Exclude the UK operations (Aldemore), and the credit loss ratio is 1.64%.
|Credit loss ratio||Dec 2019||June 2020||Dec 2020|
|Wesbank (Vehicle & Asset Finance)||1.49||2.64||2.04|
|– Covid-19 relief||N/A||32.99||21.13|
|Rest of Africa||1.29||2.49||2.32|
In both the commercial and corporate segments, the bank notes that non-performing loans (NPLs) as a percentage of advances increased to 2.44% from 2.18% in December 2019 (June 2020: 2.28%), reflecting:
- Specific high-value counters in commercial property and asset-based finance migrating to NPLs;

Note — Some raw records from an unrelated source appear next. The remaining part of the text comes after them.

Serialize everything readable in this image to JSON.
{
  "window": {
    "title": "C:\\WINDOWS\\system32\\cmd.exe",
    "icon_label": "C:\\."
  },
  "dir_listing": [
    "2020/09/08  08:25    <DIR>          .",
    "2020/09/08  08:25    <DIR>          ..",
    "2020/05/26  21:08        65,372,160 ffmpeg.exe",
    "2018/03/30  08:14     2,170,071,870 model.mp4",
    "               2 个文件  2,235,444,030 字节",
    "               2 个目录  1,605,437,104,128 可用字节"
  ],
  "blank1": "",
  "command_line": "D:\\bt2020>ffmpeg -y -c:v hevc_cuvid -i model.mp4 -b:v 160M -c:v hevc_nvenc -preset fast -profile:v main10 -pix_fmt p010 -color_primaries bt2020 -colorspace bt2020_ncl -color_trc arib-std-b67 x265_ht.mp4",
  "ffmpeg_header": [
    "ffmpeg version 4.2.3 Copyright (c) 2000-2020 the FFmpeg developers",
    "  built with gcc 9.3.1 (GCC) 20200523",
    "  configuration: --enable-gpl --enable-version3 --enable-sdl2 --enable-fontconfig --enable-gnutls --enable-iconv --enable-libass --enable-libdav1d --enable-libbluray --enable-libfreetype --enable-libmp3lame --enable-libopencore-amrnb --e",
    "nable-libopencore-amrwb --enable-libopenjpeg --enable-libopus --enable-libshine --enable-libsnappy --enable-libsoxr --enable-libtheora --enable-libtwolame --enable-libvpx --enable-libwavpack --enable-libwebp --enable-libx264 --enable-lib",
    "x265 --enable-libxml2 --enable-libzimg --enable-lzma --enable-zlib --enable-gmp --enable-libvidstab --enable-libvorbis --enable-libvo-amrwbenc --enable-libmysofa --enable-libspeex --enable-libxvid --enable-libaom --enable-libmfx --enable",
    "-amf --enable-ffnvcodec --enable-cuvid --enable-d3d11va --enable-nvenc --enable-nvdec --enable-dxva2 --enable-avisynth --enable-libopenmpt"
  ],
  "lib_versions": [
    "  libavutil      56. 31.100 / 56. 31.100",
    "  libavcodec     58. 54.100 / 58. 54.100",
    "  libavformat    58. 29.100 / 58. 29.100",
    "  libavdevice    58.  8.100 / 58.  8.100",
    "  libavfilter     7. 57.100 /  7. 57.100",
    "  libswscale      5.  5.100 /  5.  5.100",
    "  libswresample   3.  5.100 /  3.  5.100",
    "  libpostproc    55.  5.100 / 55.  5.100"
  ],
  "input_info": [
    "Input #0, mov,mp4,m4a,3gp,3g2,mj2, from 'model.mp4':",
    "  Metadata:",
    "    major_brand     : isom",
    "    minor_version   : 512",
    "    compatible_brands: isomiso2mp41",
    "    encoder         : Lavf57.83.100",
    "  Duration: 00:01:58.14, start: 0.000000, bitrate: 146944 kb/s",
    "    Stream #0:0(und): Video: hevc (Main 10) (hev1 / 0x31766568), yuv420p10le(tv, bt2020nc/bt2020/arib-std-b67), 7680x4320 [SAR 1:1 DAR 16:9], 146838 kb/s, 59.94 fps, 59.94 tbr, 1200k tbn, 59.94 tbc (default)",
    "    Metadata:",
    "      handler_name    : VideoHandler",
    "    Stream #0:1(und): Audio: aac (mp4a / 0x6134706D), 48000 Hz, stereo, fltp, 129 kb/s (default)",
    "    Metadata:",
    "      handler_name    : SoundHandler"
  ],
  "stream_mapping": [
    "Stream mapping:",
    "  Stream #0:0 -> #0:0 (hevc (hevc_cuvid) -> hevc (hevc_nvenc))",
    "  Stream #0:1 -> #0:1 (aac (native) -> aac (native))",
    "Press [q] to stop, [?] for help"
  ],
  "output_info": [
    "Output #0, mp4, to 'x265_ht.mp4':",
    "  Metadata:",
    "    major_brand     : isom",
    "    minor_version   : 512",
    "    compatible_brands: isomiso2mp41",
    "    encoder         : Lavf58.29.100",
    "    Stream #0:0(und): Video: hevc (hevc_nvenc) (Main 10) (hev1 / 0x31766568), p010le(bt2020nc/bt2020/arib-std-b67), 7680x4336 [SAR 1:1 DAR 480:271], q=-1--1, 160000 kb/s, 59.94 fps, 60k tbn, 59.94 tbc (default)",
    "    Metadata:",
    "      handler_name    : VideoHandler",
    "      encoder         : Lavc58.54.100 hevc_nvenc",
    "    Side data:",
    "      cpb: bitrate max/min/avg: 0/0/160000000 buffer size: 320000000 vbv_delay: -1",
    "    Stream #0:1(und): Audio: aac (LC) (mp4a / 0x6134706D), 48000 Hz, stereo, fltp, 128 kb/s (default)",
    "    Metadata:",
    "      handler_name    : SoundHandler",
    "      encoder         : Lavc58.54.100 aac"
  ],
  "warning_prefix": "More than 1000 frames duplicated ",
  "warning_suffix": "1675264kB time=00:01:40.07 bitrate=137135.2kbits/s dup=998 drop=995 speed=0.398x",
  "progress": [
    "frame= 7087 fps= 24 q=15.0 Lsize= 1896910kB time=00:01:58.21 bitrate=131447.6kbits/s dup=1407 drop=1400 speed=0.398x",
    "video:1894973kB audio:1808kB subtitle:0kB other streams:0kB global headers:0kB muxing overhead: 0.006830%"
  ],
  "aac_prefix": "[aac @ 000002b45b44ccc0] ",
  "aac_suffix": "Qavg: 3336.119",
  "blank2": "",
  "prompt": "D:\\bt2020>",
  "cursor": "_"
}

- Higher levels of operational NPLs in the small- and medium-sized enterprises (SME) segment, reflecting the impact of lockdown restrictions and the weak environment, together with the migration of clients who did not receive relief;
- Migration of a limited number of loans to private equity investee companies into NPLs due to stress events in their particular industries; offset by
- A decline in investment and corporate bank NPLs due to restructure, partial settlement and write-off of corporate counters.
Customer numbers have resumed growth, with FNB’s retail base up 2% and its commercial clients up 9%.
Its total base is 10.34 million, including 1.82 million customers in the rest of Africa operations.
Over and above this, FNB has 2.83 million eWallet customers who have received funds and whose eWallets have been accessed at least twice in the last six months of last year. In the period, the value of money sent to eWallets declined by 5%, with the value of withdrawals at R17 billion.
eWallet transactions now account for nearly a third (31%) of the bank’s ATM transactions.
But eWallet is facing increasing competition in the payment, wallet and entry-level account space.
Celliers says that while it is an “exciting space”, if you can’t get the wallets funded (get money into accounts), you “can’t get them to scale”.
He says that’s often where competitors struggle. He adds that the ecosystem “will mature in the next two to three years, and we may yet see interoperability of wallets”. He expects regulatory frameworks to normalise – the gap will narrow between requirements for wallets and for accounts.
Digital push pays off
The deliberate and sustained push to get customers to use its digital channels saw it end the calendar year with over six million digitally active customers. These customers are performing 130 million logins across the bank’s app, online and USSD platforms. The bank’s app has 3.9 million active users and logins are up 41% year-on-year.
FirstRand says the “group’s operating environment remains challenging, particularly given the risk of a third wave heading into winter and the projected timing of vaccinating the desired 67% of the population”.
It adds: “The economy continues to open up and while the group expects origination levels to remain muted, transactional volumes are expected to trend back towards pre-pandemic levels by the fourth quarter of the financial year.
“The benefits of this improving trend are likely to be dampened by the lag effect of rising arrears and non-performing loans.”
Listen: FirstRand CEO Alan Pullinger discusses FirstRand’s interim results to end December 2020